ENTRIES SUPPLIED »
┄┄┄┄┄┄┄┄┄┄
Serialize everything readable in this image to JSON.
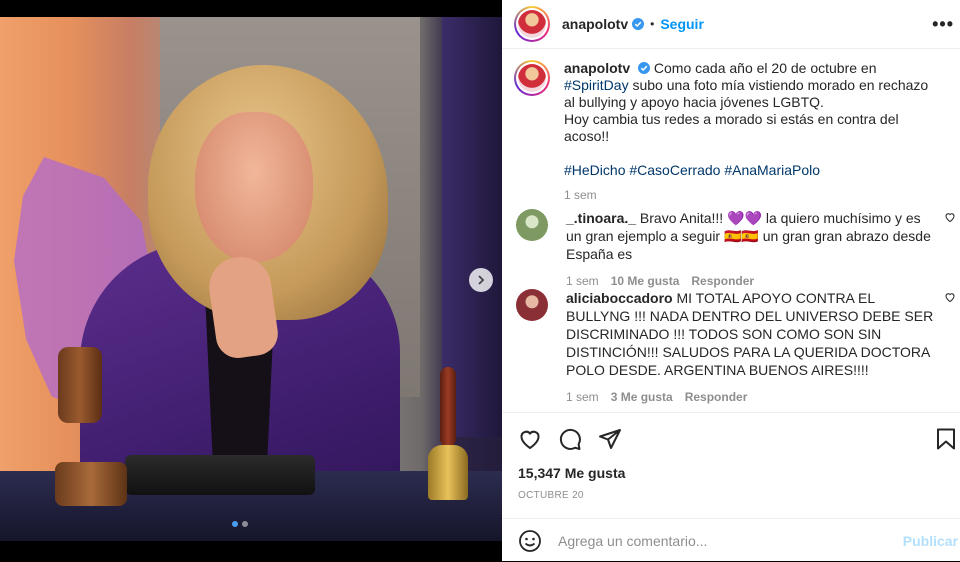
{
  "post": {
    "username": "anapolotv",
    "follow_label": "Seguir",
    "separator": "•",
    "more_label": "•••"
  },
  "caption": {
    "username": "anapolotv",
    "text_part1": "Como cada año el 20 de octubre en ",
    "hashtag_spirit": "#SpiritDay",
    "text_part2": " subo una foto mía vistiendo morado en rechazo al bullying y apoyo hacia jóvenes LGBTQ.",
    "text_line2": "Hoy cambia tus redes a morado si estás en contra del acoso!!",
    "hashtags": [
      "#HeDicho",
      "#CasoCerrado",
      "#AnaMariaPolo"
    ],
    "time": "1 sem"
  },
  "comments": [
    {
      "username": "_.tinoara._",
      "text": "Bravo Anita!!! 💜💜 la quiero muchísimo y es un gran ejemplo a seguir 🇪🇸🇪🇸 un gran gran abrazo desde España es",
      "time": "1 sem",
      "likes": "10 Me gusta",
      "reply": "Responder",
      "avatar_color": "#7e9a62"
    },
    {
      "username": "aliciaboccadoro",
      "text": "MI TOTAL APOYO CONTRA EL BULLYNG !!! NADA DENTRO DEL UNIVERSO DEBE SER DISCRIMINADO !!! TODOS SON COMO SON SIN DISTINCIÓN!!! SALUDOS PARA LA QUERIDA DOCTORA POLO DESDE. ARGENTINA BUENOS AIRES!!!!",
      "time": "1 sem",
      "likes": "3 Me gusta",
      "reply": "Responder",
      "avatar_color": "#8a2f35"
    }
  ],
  "actions": {
    "likes": "15,347 Me gusta",
    "date": "OCTUBRE 20",
    "icons": [
      "heart-icon",
      "comment-icon",
      "share-icon",
      "bookmark-icon"
    ]
  },
  "add_comment": {
    "placeholder": "Agrega un comentario...",
    "post_label": "Publicar"
  },
  "carousel": {
    "slides": 2,
    "current": 1
  },
  "colors": {
    "link_blue": "#0095f6",
    "hashtag": "#00376b",
    "muted": "#8e8e8e",
    "post_disabled": "#b2dffc"
  }
}
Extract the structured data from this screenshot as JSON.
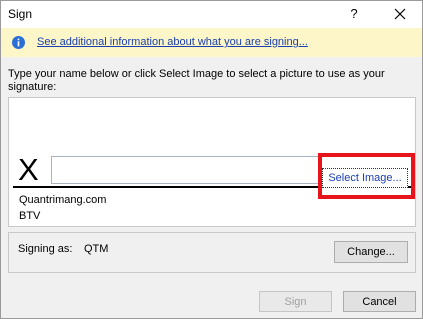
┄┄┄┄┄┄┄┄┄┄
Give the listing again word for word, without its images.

EXPECTED OUTPUT »
Serialize everything readable in this image to JSON.
{
  "post": {
    "username": "anapolotv",
    "follow_label": "Seguir",
    "separator": "•",
    "more_label": "•••"
  },
  "caption": {
    "username": "anapolotv",
    "text_part1": "Como cada año el 20 de octubre en ",
    "hashtag_spirit": "#SpiritDay",
    "text_part2": " subo una foto mía vistiendo morado en rechazo al bullying y apoyo hacia jóvenes LGBTQ.",
    "text_line2": "Hoy cambia tus redes a morado si estás en contra del acoso!!",
    "hashtags": [
      "#HeDicho",
      "#CasoCerrado",
      "#AnaMariaPolo"
    ],
    "time": "1 sem"
  },
  "comments": [
    {
      "username": "_.tinoara._",
      "text": "Bravo Anita!!! 💜💜 la quiero muchísimo y es un gran ejemplo a seguir 🇪🇸🇪🇸 un gran gran abrazo desde España es",
      "time": "1 sem",
      "likes": "10 Me gusta",
      "reply": "Responder",
      "avatar_color": "#7e9a62"
    },
    {
      "username": "aliciaboccadoro",
      "text": "MI TOTAL APOYO CONTRA EL BULLYNG !!! NADA DENTRO DEL UNIVERSO DEBE SER DISCRIMINADO !!! TODOS SON COMO SON SIN DISTINCIÓN!!! SALUDOS PARA LA QUERIDA DOCTORA POLO DESDE. ARGENTINA BUENOS AIRES!!!!",
      "time": "1 sem",
      "likes": "3 Me gusta",
      "reply": "Responder",
      "avatar_color": "#8a2f35"
    }
  ],
  "actions": {
    "likes": "15,347 Me gusta",
    "date": "OCTUBRE 20",
    "icons": [
      "heart-icon",
      "comment-icon",
      "share-icon",
      "bookmark-icon"
    ]
  },
  "add_comment": {
    "placeholder": "Agrega un comentario...",
    "post_label": "Publicar"
  },
  "carousel": {
    "slides": 2,
    "current": 1
  },
  "colors": {
    "link_blue": "#0095f6",
    "hashtag": "#00376b",
    "muted": "#8e8e8e",
    "post_disabled": "#b2dffc"
  }
}
Extract the structured data from this screenshot as JSON.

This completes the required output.